New Zealand’s consumers are increasingly pessimistic about the economy as accelerating inflation squeezes their bank balances and leaves them unwilling to loosen the purse strings.

Consumer confidence dropped 7 points to 92.1 in the March quarter in the Westpac McDermott Miller consumer confidence, well off the average of 110.4, where a reading above 100 separates optimism from pessimism. That’s a gloomier outlook than in the initial outbreak of covid-19, but not quite as gloomy as the depths of the global financial crisis, when NZ’s economy was in its deepest recession since the 1990s.

Westpac NZ acting chief economist Michael Gordon said NZ is being buffeted “by a range of powerful economic headwinds” and many households had reported in the survey that their financial position had deteriorated.

Of the 1,559 people surveyed, a net 12.9% said their current situation was worse than it was a year earlier, compared to 10.7% in the December period, and a net 2.5% anticipate their own finances will improve in a year’s time, down from 6.9% in the prior quarter.

“Confidence is low in all parts of the country, and households are nervous about the outlook for the coming year,” Gordon said.

The annual pace of consumer inflation is at a 30-year high of 5.9% and is expected to accelerate as the spike in global oil prices drives up the cost of moving goods domestically and internationally.

That was among the contributors of The Warehouse today reporting an 8.2% fall in first-half profit, despite experiencing record sales through summer.

The Westpac McDermott Miller survey showed a reluctance among households to buy big-ticket items, with a net 6.9% saying it was a bad time to buy, compared to a net 0.4% saying it was a good time in the December period. That’s the weakest reading in 14 years.

Westpac’s Gordon said higher borrowing costs had also “taken a bite” out of households’ disposable incomes and the rapid increase of the omicron outbreak would be worrying for many.

Men’s confidence was largely unchanged at 99.9 points, while women were considerably more pessimistic, with a drop of 14.7 points to 84.7.

“Women are likely to be feeling the squeeze on household finances with rising prices and the threat of more to come as the repercussions of sanctions on Russia continue to ripple out around the world,” McDermott Miller market research director Imogen Rendall said.
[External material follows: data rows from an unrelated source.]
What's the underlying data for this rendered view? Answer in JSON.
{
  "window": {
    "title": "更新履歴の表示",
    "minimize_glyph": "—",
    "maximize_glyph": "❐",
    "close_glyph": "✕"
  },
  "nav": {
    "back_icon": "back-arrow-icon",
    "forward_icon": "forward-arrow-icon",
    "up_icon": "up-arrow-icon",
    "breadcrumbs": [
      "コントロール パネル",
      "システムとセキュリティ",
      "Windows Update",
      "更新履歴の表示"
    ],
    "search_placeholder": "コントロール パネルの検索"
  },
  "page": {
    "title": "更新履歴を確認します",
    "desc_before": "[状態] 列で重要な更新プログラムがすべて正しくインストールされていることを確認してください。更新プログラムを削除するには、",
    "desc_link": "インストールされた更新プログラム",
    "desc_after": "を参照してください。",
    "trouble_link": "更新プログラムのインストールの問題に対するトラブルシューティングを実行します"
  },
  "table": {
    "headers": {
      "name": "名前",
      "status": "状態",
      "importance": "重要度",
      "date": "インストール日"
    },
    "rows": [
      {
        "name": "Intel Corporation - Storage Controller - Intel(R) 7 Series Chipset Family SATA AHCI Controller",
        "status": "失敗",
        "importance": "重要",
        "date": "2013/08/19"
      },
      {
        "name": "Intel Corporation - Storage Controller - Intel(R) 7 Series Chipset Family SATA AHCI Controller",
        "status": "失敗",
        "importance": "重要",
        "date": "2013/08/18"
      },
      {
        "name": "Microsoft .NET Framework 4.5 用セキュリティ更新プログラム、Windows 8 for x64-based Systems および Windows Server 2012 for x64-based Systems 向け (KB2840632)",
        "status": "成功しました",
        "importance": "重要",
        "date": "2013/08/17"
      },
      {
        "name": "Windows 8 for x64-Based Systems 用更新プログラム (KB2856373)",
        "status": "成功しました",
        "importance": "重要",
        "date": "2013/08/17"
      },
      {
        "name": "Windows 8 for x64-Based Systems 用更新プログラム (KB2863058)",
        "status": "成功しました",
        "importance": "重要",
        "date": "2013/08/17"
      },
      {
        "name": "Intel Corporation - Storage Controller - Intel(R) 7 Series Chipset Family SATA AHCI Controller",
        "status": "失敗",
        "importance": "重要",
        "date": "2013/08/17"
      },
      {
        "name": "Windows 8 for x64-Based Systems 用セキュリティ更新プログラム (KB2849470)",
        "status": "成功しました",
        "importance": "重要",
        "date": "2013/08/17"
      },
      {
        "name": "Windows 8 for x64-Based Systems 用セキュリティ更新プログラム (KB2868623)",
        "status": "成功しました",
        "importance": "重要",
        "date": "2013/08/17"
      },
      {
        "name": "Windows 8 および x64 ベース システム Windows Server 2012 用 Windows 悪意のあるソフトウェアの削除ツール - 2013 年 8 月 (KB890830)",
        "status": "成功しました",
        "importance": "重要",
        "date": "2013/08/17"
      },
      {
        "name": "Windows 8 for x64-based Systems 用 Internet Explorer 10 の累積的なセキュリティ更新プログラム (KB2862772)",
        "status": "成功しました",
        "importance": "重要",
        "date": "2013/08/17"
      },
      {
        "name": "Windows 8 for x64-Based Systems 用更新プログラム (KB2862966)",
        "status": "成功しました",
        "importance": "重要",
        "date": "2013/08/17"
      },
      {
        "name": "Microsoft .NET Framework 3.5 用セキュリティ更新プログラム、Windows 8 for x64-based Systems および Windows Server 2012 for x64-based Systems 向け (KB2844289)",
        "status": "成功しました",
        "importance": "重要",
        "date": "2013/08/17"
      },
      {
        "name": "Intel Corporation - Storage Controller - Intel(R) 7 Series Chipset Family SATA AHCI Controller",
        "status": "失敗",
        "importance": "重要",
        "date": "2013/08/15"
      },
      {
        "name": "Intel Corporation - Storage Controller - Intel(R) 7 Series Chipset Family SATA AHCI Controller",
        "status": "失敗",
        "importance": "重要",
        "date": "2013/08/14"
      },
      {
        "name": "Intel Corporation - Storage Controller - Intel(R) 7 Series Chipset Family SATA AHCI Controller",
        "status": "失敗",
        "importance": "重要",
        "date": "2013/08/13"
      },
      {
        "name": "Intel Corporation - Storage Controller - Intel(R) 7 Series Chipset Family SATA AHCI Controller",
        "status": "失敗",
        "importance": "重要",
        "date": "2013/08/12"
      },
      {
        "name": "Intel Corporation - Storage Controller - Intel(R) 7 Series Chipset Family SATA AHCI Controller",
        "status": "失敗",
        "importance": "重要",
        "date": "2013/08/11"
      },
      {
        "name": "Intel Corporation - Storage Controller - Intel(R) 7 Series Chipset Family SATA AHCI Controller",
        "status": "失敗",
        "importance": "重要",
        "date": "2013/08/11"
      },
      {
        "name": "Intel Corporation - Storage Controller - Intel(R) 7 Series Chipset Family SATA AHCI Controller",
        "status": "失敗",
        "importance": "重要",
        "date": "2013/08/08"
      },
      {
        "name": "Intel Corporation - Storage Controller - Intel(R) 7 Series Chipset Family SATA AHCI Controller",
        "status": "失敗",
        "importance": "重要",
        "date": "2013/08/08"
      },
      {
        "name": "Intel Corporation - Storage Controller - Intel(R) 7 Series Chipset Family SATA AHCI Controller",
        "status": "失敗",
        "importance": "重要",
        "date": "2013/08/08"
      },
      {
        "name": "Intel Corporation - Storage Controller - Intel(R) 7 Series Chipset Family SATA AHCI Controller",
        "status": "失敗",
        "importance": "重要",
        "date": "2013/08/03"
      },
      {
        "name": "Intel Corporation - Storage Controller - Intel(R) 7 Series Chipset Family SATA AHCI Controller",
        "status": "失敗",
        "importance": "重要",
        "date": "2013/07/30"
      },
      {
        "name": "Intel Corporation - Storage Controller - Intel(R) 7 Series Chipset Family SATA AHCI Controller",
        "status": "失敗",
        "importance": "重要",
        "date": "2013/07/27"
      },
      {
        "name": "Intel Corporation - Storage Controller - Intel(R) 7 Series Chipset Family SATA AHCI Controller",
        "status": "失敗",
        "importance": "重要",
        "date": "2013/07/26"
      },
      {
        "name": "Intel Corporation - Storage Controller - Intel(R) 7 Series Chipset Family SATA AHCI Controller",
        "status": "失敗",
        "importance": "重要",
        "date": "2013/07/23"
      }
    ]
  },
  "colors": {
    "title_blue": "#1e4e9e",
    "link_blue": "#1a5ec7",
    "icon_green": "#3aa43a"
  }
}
Confidence among people between the ages of 18 and 29 also fell below 100 for the first time since the outbreak, dropping 15.2 points to 91.9. That age group typically makes up the bulk of the workforce for businesses that have been the hardest hit in the omicron outbreak, such as retail and hospitality operators, adding another degree of uncertainty at a time when traditionally low wages are squeezed by rising prices.

People aged 30-to-49 kept a modicum of optimism with a largely unchanged reading of 103.2, although people who are 50-plus grew more pessimistic with a reading of 82.8, down 11.7 points.

“Not only do a greater proportion in this age group report that they are worse off financially compared to a year ago, a considerable number expect to be worse off this time next year,” Rendall said.